I studied B.A Ceramic Design through Anglia Ruskin College, Cambridge, graduating in 1999 to set up my workshop next to Salhouse Broad in Norfolk.
My work has always been about attempting to capture the essence of the land - and the patterns imposed on it by Man.
Between 1999 and 2007 I made several study trips to Mashiko in Japan to learn from potters such as Hamada Tomo-o, Matsusaki Ken and Kusakabe Masakazu and Euan Craig.
The following year I was invited to exhibit in Osaka and then in Tokyo. Through a meeting with Wali Hawes at the Osaka exhibition I was invited to apply for a month long residency in Tokoname with IWCAT. This was an amazing experience and I was delighted to be invited back to Tokoname in 2010 to exhibit.
In 2005, with a bursary from Creative Arts East to work with local Thatchers and make work inspired by their Craft, I developed a glaze suitable for my electric kiln using the thatching reed that had been discarded. Using the thatch gave my work an originality and a sense of place unobtainable out side of the Broads area. After all, the Thatch had been grown here, given good service to shelter the inhabitants of the house for 50 years and could still be used after it had been discarded.
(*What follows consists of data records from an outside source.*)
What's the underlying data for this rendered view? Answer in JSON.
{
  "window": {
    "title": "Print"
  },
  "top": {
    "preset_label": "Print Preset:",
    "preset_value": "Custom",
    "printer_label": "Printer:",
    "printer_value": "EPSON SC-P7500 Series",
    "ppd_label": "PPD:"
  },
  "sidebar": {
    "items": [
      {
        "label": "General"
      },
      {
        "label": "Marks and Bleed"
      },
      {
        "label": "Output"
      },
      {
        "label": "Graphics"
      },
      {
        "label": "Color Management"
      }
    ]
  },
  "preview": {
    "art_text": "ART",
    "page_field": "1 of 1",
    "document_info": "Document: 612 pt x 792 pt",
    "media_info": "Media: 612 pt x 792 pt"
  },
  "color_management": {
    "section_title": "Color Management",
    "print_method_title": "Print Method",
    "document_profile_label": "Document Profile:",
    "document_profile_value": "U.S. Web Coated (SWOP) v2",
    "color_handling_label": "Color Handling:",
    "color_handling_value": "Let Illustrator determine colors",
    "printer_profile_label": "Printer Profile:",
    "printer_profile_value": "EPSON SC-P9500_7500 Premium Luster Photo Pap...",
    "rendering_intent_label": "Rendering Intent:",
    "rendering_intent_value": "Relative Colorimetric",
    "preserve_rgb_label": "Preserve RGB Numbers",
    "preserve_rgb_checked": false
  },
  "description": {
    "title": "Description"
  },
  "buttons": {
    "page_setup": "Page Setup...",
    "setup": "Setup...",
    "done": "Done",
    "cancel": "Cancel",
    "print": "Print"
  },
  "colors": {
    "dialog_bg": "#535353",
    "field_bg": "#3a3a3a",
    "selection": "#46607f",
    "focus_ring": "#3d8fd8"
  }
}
The prospect of this delighted me, and still does.
Later, in 2017, Hoveton Great Broad was being drained of silt by an ongoing Conservation project. With kind permission from the owner of the Broad I was able to collect the silt by boat. Now firing with my Fred Olsen design wood kiln, affectionately known as "Fast Freda"
I developed a glaze from the silt. This then led to using the glaze with stretched forms and eventually to Soda firing in the wood kiln. Freda however didn't much care for this, so it was sadly a short lived soda romance and I am now back to fully wood firing.
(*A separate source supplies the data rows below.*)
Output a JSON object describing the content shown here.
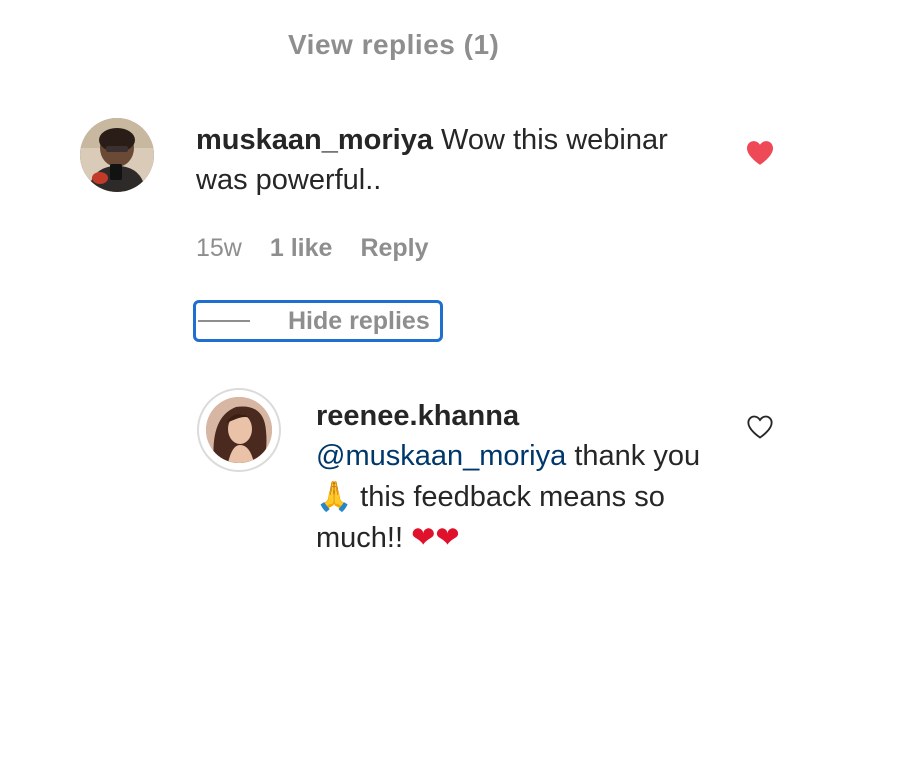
{
  "top_cutoff": {
    "label": "View replies (1)"
  },
  "comment": {
    "username": "muskaan_moriya",
    "text": " Wow this webinar was powerful..",
    "time": "15w",
    "likes": "1 like",
    "reply_label": "Reply",
    "liked": true
  },
  "hide_replies_label": "Hide replies",
  "reply": {
    "username": "reenee.khanna",
    "mention": "@muskaan_moriya",
    "text_part1": " thank you ",
    "emoji_pray": "🙏",
    "text_part2": " this feedback means so much!! ",
    "emoji_hearts": "❤❤",
    "liked": false
  },
  "colors": {
    "like_red": "#ed4956",
    "focus_blue": "#1f6fd1",
    "mention_blue": "#00376b",
    "muted_gray": "#8e8e8e"
  },
  "icons": {
    "comment_like": "heart-filled-icon",
    "reply_like": "heart-outline-icon"
  }
}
For the uninitiated, the term wood fired wood means that an outdoor kiln has been hand stoked with wood, around every five minutes, for a minimum of about 8 hrs, until a temperature of 1265 degrees is reached. It is a pretty intense experience to fire a wood kiln solo, unlike flicking the switch on a pre programmed electric kiln, taking over personal responsibility for every degree of climb in temperature changes and intensifies the personal connections to the work.
Continually during the firing the ash from the burning wood is drawn through the kiln by the draught of the chimney and if it lands on the pots then a glaze is formed by the melted ash. Glaze is used on the pots and this is made with ash from the wood burner in my workshop.
In 2018 I was commissioned by the Dean of Norwich Cathedral to replace a broken candle stand, this huge piece is now situated in the Lady Chapel for people to light a small candle for loved ones. It is lovely to have work in a permanent presence in my home city.
I revisited Japan in 2018, this time with the specific purpose of visiting the Temple and Shrine gardens to draw inspiration for forthcoming exhibitions. Having not quite seen all I needed to, a return trip was made in early 2020 providing me with superb images and memories.
My work is available in selected Galleries (see Gallery page) online here and on Etsy. I am on Instagram, Twitter & Facebook. Please join me there.